September 1, 2008 @03:39am

Hi guys, Thanks for your input. Just to let you know, the muso's in the group are between 30 & 58, and in my opinion should know a bit, as we have all played in various situtations before. It is a reunion type of setup, and although great to be playing with old friends, there is the over-riding situation of volume. Being from a smaller country town, there is much interest in the reformation of this group, and we don't need to get blasted away. The Lead Guitarist is the oldest member, and his gear is an Orange 30wt Head into a Peavy box with 2 x 12" Celestion's and also a Vox 30wt Head into a Vox box with 4 x 12" speakers. Both units going at once for his "Stereo" sound. Plus an array of pedals. We will try different stage setups / positions tomorrow night and of course a look at toning down, without losing the "sound" required to play some types of music. (basically rock from the 70's & 80's). Venues are also interesting, re: carpeted, curtains accoustics etc., plus prctising in an empty venue vs the same venue with 300 people in it. Thanks for your input.
September 1, 2008 @04:56am

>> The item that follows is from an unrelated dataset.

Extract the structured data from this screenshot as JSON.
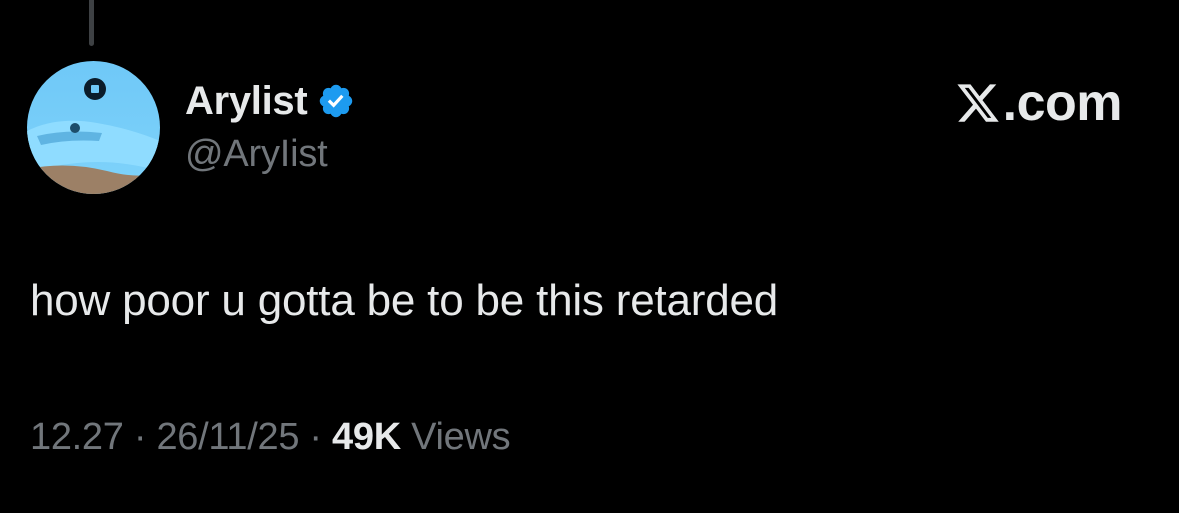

Yes, adding 300 people to an empty performance space will change the way the house sounds. IMHO, you should try to get the stage volume to 88-90dB-A or less. With regard to the guitar cabs - if your guitar player doesn't move around a lot, get them angled back and pointed to his head. Mic them and fold back for everyone else in the monitor mix. Drummer, do the best you can, you might even try this (which works for me-I'm the bass player): Bass cabinet behind the drummer, utilizing a dedicated 12" or 15" floor monitor for the bass player pointed at his head. Feed the drummer a headphone mix with open back headphones. This allows him to hear his set, feel the bass guitar, and not have to try to play over the guitar player, etc.
September 1, 2008 @01:50pm

Thanks Cory, as we have another practice in the same venue tonight I will relate to the other guys your thoughts and let you know how we are getting on.
September 2, 2008 @01:57am